Complainants say Samuel did not blaspheme
* Condemn his murder, say govt should consult scholars to prevent abuse of blasphemy laws
By Waqar Gillani
LAHORE: The complainants of the case against Samuel Masih, who was accused of blasphemy under Section 295 of the Pakistan Penal Code (PPC), said they did not want him charged with blasphemy because he didn’t commit it.
Samuel was arrested on their complaint and attacked by a police constable on May 22 with a brick cutter while he was recuperating from a tuberculosis attack in Gulab Devi Hospital. He died last Friday in Lahore General Hospital of head injuries sustained in that attack. The 27-year-old Christian man was facing trial under Section 295, which carries a maximum sentence of two years. The constable, Faryad Ali, said he felt it his religious duty to kill Samuel.
The three complainants - Chaudhry Muhammad Yaqoob, chief librarian of Darul Islam Library at Lawrence Gardens, Qari Rifatullah, moazzin, and Muhammad Aslam, assistant librarian – in the case against Samuel registered on August 23 last year condemned his killing. They said they only wanted the police to tell him not to throw litter at the outside wall of their mosque.
Mr Yaqoob, who has worked at the library for seven years, said Samuel had repeatedly thrown litter at the mosque’s outside wall.
“Some people saw him doing this on and off,” said Mr Rifatullah, who has worked at the mosque for nine years. “The last time, before we lodged the complaint, he was seen littering at the time of Zohar prayers. We tried to catch him, but he ran away. He was healthy at that time and we couldn’t catch him.”
Later, they asked security guards at the Lawrence Gardens to monitor the walls. When he was caught in August, he did not look healthy.
“He looked like he was under the influence of magic. It was Friday and he came early in the morning, at 7:00am. We don’t know, maybe he was being used by a peer,” Mr Yaqoob said.
They said they asked the police to prevent him from throwing litter outside the mosque. “Our aim was not to accuse him of blasphemy. We just pointed out his deed and hoped a warning would reform his behaviour,” they said.
“We didn’t want to pursue the case and we didn’t approach the police again,” they said.
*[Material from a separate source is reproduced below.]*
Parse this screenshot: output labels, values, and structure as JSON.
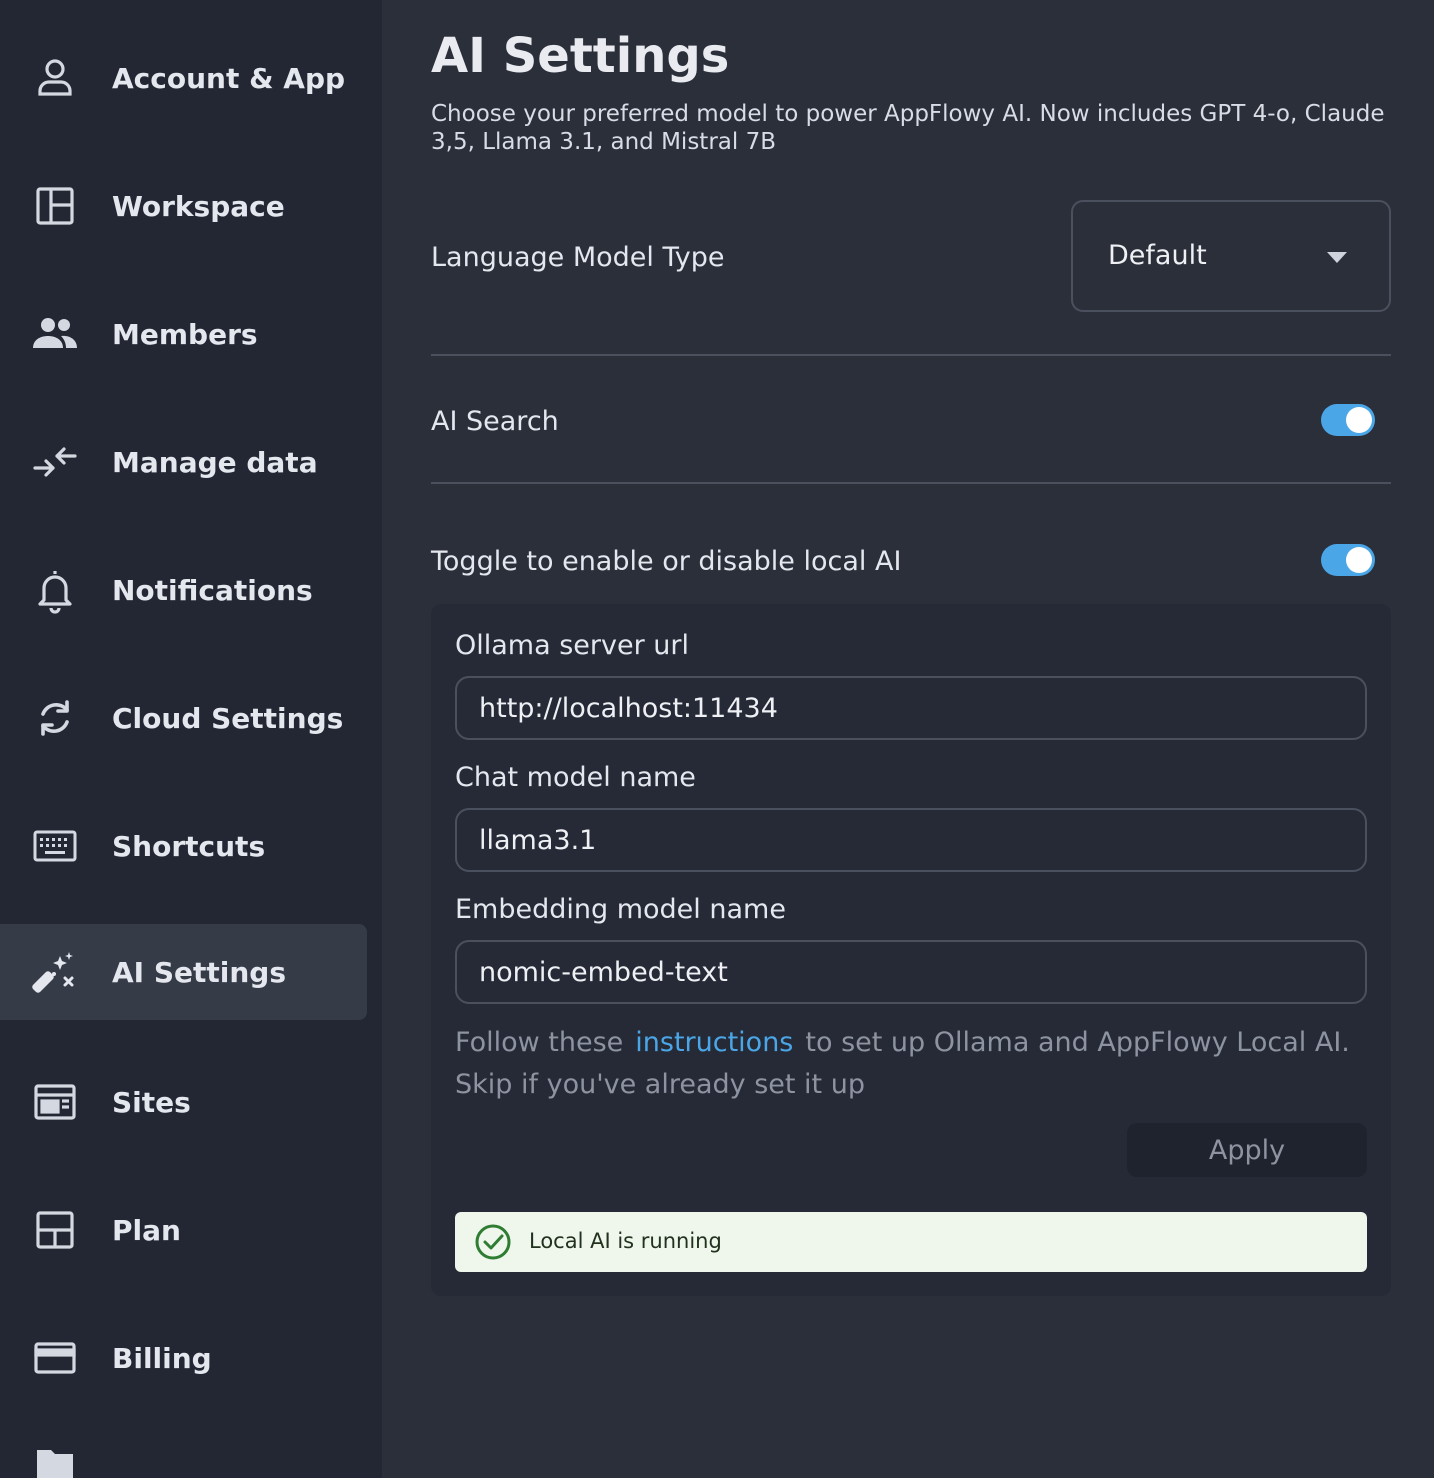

They were also unaware that he had been sent to jail for alleged blasphemy. Asked whether they talked to Samuel to try and stop him from littering, they said he did not speak to them.
They condemned Samuel’s murder on the belief that he committed blasphemy, normally considered derogatory remarks against the Prophet Muhammad (Peace be upon him). Mr Yaqoob said overreactions by people of any sect or religion should be condemned.
He said he did not know the specific law and what Section 295 of the PPC stood for, but added that Samuel’s case appeared to be an abuse of blasphemy laws and the government should consult noted scholars to remove the confusion in the law.
“The constable should have known that his religion does not permit him to become over emotional. Our religion asks us to think over and consider each action calmly and rationally. If he knew what Samuel had actually done, he should not have been that upset,” Mr Yaqoob said.
He suspected that the constable had developed a personal grudge against Samuel in jail. Asked what he thought the constable’s punishment should be, Mr Yaqoob said this was up to the courts.
“Our religion teaches us tolerance and forgiveness,” Mr Yaqoob said. “The Holy Prophet (PBUH) even helped Christians when they came to the mosque.”
He said a Christian once entered a mosque and a companion of the Prophet (PBUH) tried to kick him out, but the Prophet (PBUH) welcomed him and offered him food. “The Christian went to his town and told his people. The people said these were signs of prophethood and they accepted Islam,” he added.
“Mostly, we are Muslims because we as we born into Muslim families and Christians are Christians because they are born into Christian families,” he said.